Markov chains can be a pain to implement (especially at scale), but luckily for us, the “ChannelAttribution” R package written by Davide Altomare and David Loris makes this a lot easier. Once we have the sequences setup previously, it just requires one additional sparklyr step to prepare the data for modeling: creating a channel “stack.” A channel stack is where we take each step of the marketing channel journey for each sequence and concatenate it all together – for example, “Email > Display > Email > Natural Search” would describe a visitor moving from Email to Display, to Email again, then finally to Natural Search.
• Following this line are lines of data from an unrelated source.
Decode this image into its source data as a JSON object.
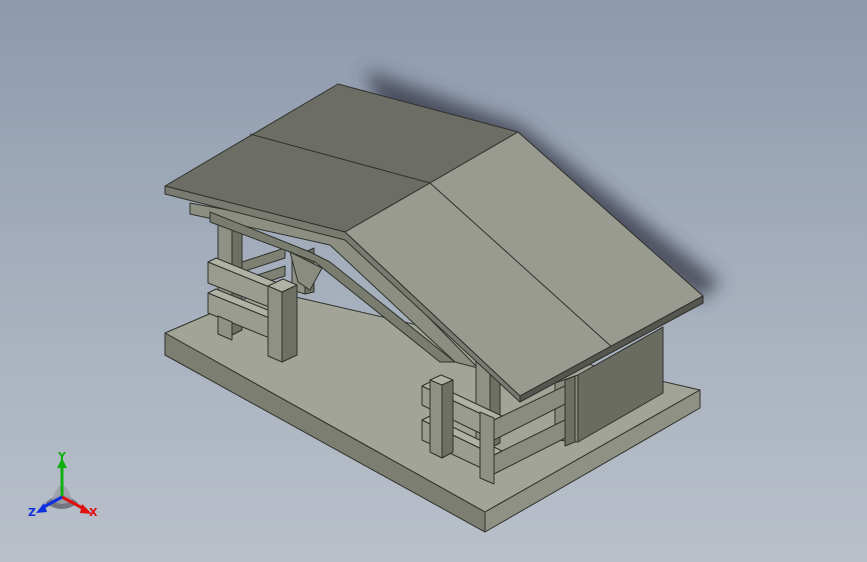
{
  "viewport": {
    "background_top": "#8d9aae",
    "background_bottom": "#b9c0ca"
  },
  "model": {
    "colors": {
      "face_light": "#a0a294",
      "face_mid": "#8a8c7e",
      "face_dark": "#6e7064",
      "face_darker": "#5e6055",
      "roof_front": "#9a9b90",
      "roof_back": "#6c6d64",
      "shadow": "#3c4150"
    }
  },
  "triad": {
    "x_label": "X",
    "y_label": "Y",
    "z_label": "Z",
    "x_color": "#e01010",
    "y_color": "#10b010",
    "z_color": "#1030e0"
  }
}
Channel stacks are simple enough to construct using the Spark function “concat_ws”. From there, I’ll filter out all of the paths that had no marketing channel touchpoints at all:

channel_stacks = data_feed_tbl %>%

group_by(visitor_id, order_seq) %>%

summarize(

path = concat_ws(" > ", collect_list(mid_campaign)),

conversion = sum(conversion)

) %>% ungroup() %>%

group_by(path) %>%

summarize(

conversion = sum(conversion)

) %>%

filter(path != "") %>%

collect()

Next, I’ll feed this data to the “markov_model” function, and it does the difficult part. One quick note about the “order” parameter – this sets the order of Markov chain you want to use. A higher order Markov chain computes probabilities based on not just the current state (a single marketing channel) but across several ordered states (combinations of channels) and assigns weighted probabilities to each combination. For example, the sequence Email > Display might have a different weight than Display > Email. Be careful not to set the Markov order too high, so you don’t overfit – typically I wouldn’t go beyond a 2nd or 3rd order Markov chain but this depends a lot on the amount of data you have.

library(ChannelAttribution)

markov_chain_orders = markov_model(channel_stacks,

"path", "conversion", order=3)

names(markov_chain_orders) = c("mid_campaign", "orders")

markov_chain_orders$orders = round(markov_chain_orders$orders)

The ChannelAttribution package is an ok implementation of Markov chains. It is a bit hard to debug as its written in C++ and is not very informative in its messages.

As always with R available RAM is an important consideration. For huge datasets, you’d have to manually construct a Markov chain using Spark SQL or a sparklyr extensions.

## Pros and cons of Markov and Shapley models

Now you might be wondering which model would be best for you. As with most machine-learning problems the answer depends very much on your situation and what assumptions you are ready to make.omfortable with.

I think the Shapley value method has a few advantages over the Markov chain method:

- It has much broader industry adoption and has been used successfully in attribution and auto-bidding platforms for years.
- It’s backed by Nobel Prize winning research.
- It takes a slightly more straightforward approach to the attribution problem in which sequence doesn’t matter – which makes it easier to implement and its results are usually more stable in practice.
- The results of the algorithm are also less sensitive to the input data.

That being said, I think the Markov chain method outshines the Shapley value method in a few ways:

- It considers channel sequence as a fundamental part of the algorithm which is more closely aligned to a customer’s journey.
- It has the potential to scale to a more considerable number of channels than Shapley value can – marginal contributions for Shapley value must be calculated 2^n times (n being the number of marketing channels), which becomes pretty much impossible beyond 15 or 20 marketing channels.

We prefer the markov model because we can take it to a very fine granularity. To the content, product and eg. keyword level.

We rely mostly on the markov model within our platform for attribution modelling and marketing optimisation. However whichever model you choose will most certainly be better than a heuristic or rule based model! Usually clients get a minimum of 15% increase in marketing ROI after moving away from the simple models.

We are happy to discuss any topics around this. Drop us a line at hello@windsor.ai or comment below!